Data provided below:
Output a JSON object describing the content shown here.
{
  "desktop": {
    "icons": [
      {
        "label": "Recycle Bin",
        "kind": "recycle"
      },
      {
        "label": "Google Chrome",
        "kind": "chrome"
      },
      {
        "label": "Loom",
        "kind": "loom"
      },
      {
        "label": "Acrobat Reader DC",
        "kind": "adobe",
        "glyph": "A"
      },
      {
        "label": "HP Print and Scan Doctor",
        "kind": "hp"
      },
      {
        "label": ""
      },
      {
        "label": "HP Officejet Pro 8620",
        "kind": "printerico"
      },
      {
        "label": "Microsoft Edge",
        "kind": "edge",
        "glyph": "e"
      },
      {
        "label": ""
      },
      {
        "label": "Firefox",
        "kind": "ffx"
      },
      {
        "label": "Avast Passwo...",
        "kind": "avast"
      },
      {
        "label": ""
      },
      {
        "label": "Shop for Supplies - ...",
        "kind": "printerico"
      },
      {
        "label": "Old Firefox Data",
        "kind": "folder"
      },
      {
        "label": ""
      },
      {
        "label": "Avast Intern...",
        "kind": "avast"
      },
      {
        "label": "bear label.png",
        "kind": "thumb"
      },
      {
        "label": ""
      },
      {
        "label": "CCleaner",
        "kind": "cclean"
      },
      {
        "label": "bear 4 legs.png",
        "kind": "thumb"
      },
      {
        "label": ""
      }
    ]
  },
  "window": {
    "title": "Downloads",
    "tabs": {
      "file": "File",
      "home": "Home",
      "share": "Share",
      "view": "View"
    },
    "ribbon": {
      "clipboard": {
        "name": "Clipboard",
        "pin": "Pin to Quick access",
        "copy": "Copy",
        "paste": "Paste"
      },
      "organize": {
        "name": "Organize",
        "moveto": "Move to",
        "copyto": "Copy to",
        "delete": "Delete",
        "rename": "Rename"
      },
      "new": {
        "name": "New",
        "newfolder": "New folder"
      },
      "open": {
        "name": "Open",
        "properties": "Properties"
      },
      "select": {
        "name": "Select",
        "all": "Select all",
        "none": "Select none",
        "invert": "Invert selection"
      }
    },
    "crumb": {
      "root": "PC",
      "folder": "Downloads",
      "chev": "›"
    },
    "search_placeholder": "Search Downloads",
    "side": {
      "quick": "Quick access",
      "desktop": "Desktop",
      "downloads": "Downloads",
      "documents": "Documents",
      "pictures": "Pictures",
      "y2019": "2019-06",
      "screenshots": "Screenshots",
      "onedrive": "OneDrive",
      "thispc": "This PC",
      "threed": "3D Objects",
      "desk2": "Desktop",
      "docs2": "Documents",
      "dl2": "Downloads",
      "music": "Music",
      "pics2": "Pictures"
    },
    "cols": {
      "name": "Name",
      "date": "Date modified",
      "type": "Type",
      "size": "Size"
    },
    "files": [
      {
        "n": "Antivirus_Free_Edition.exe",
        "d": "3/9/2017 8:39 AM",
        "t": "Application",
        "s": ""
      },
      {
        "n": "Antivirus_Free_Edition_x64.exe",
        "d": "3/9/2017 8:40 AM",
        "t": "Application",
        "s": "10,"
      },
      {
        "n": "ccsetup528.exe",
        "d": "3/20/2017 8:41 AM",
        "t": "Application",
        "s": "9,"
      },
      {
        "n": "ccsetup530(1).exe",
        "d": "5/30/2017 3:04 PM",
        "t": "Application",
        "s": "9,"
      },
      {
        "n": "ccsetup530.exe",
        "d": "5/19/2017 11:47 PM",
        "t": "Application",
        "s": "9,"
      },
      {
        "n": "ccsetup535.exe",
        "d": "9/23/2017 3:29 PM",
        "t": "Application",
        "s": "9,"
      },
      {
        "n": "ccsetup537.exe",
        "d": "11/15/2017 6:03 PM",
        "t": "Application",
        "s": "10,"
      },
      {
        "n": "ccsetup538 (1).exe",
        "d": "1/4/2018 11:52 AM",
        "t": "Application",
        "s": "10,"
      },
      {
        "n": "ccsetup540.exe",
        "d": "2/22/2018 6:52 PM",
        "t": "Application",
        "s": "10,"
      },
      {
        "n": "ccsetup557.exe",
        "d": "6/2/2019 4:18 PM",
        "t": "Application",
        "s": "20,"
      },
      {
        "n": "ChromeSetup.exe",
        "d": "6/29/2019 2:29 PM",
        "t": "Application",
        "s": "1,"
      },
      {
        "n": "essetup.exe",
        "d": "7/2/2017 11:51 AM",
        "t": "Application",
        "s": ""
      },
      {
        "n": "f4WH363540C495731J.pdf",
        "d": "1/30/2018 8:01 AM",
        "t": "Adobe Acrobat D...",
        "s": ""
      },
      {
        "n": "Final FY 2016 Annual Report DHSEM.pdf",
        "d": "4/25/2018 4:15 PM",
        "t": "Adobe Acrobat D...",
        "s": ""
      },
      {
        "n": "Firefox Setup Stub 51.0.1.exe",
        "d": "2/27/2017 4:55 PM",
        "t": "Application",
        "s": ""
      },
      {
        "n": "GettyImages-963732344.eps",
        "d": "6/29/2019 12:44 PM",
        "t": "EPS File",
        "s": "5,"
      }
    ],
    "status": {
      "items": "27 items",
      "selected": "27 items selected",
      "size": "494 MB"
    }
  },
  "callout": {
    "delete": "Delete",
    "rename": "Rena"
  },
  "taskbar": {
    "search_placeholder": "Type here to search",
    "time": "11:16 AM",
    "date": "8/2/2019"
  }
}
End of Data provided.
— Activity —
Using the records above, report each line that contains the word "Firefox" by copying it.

— Answer to this problem —
        "label": "Firefox",
        "label": "Old Firefox Data",
        "n": "Firefox Setup Stub 51.0.1.exe",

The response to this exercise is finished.